Nearly 50 years after John F. Kennedy was assassinated, debate and conspiracy theories linger over how he was killed, and who exactly was behind it.
In a new television special on PBS' science documentary show "NOVA," a team of experts look at the assassination in a new light, in some cases casting doubt on the "official story" of the president's murder by a lone gunman, Lee Harvey Oswald. The special, called "Cold Case JFK," airs tonight (Nov. 13) at 9 p.m. ET.
The show re-hashes the general story of the assassination, and covers the findings of the official investigation, the widely criticized Warren Commission report. As the experts on the show note, that commission concluded that Oswald acted alone, and only struck Kennedy with two bullets.

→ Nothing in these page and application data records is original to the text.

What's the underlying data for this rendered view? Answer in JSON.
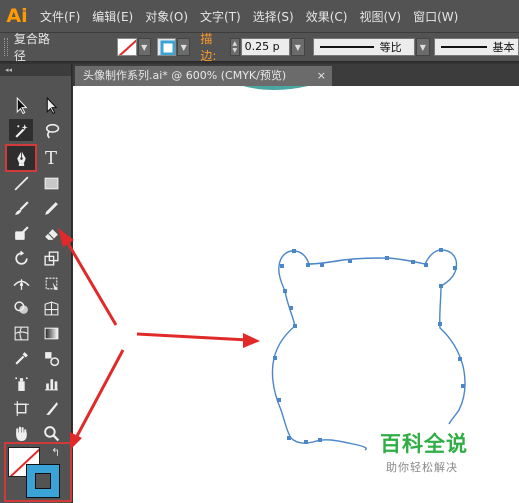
{
  "app": {
    "logo": "Ai"
  },
  "menu": [
    "文件(F)",
    "编辑(E)",
    "对象(O)",
    "文字(T)",
    "选择(S)",
    "效果(C)",
    "视图(V)",
    "窗口(W)"
  ],
  "control_bar": {
    "selection_label": "复合路径",
    "stroke_label": "描边:",
    "stroke_value": "0.25 p",
    "profile_label": "等比",
    "brush_label": "基本",
    "fill_icon": "none-swatch-icon",
    "stroke_swatch_color": "#3aa3d8"
  },
  "document": {
    "tab_title": "头像制作系列.ai* @ 600% (CMYK/预览)",
    "close_glyph": "×"
  },
  "toolbox": {
    "collapse_glyph": "◂◂",
    "type_tool_glyph": "T"
  },
  "colors": {
    "path_stroke": "#4a86c8",
    "annotation_red": "#e02a2a",
    "stroke_swatch": "#3aa3d8",
    "watermark_green": "#2fae45"
  },
  "watermark": {
    "title": "百科全说",
    "subtitle": "助你轻松解决"
  }
}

One of these, the so-called "magic bullet," also allegedly caused serious injuries to Texas Governor John Connally, who was sitting in the front seat of the president's convertible. That theory — which holds that the single bullet caused seven separate wounds in the two men — has long been disputed, but is essential to the single-shooter hypothesis.

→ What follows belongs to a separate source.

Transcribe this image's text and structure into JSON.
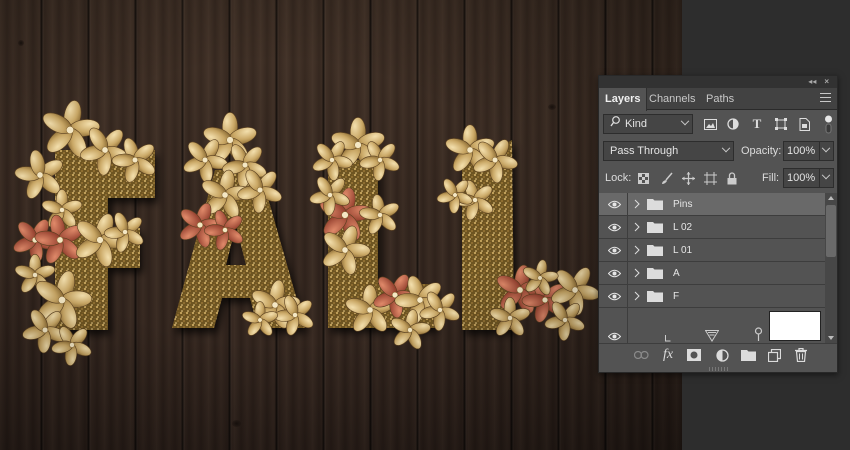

In the show, the experts test-fire the exact weapon that Lee Harvey Oswald allegedly used to kill President Kennedy, a Carcano bolt-action rifle. Among other things, their tests show that the bullet would have likely become deformed after passing through Kennedy's body and hitting Connally, which runs counter to the relatively unscathed appearance of the "magic" bullet, found on a gurney at the hospital where both men were rushed after the shooting.

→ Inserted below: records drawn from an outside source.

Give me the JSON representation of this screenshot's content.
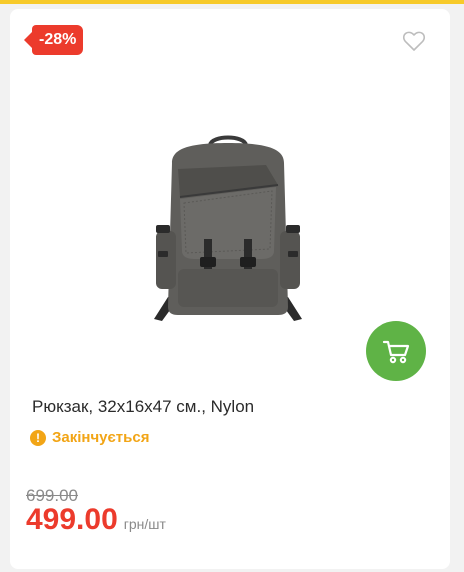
{
  "badge": {
    "discount": "-28%"
  },
  "product": {
    "title": "Рюкзак, 32x16x47 см., Nylon",
    "stock_status": "Закінчується",
    "old_price": "699.00",
    "price": "499.00",
    "unit": "грн/шт"
  },
  "icons": {
    "favorite": "heart-outline-icon",
    "cart": "cart-icon",
    "stock": "exclamation-icon"
  },
  "colors": {
    "accent_red": "#ec3b2c",
    "cart_green": "#5fb346",
    "stock_orange": "#f2a516",
    "top_strip": "#f7ca2a"
  }
}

The show also notes that Connally disputed the official story, and that a subsequent investigation by Congress — the House Select Committee on Assassinations' 1979 report — concluded that there was probably a second gunman on the "grassy knoll," making the JFK assassination a conspiracy. Offering credence to this finding, experts on the "NOVA" episode took a variety of advanced laser measurements from Dealey Plaza (where the president was shot), showing it would've indeed been possible to hit Kennedy in the front-right portion of his head from the "grassy knoll" at a distance of about 100 feet.
Nevertheless, the experts examined other evidence that support the conclusion that Oswald was the sole shooter, and that both bullets entered the body from the back, the direction from which Oswald would've been firing. This, however, conflicts with footage from the Zapruder film (footage of the assassination captured by a home video camera), which appears to show Kennedy's head jolting back and to the left, suggesting a shot from the front — and a second gunman.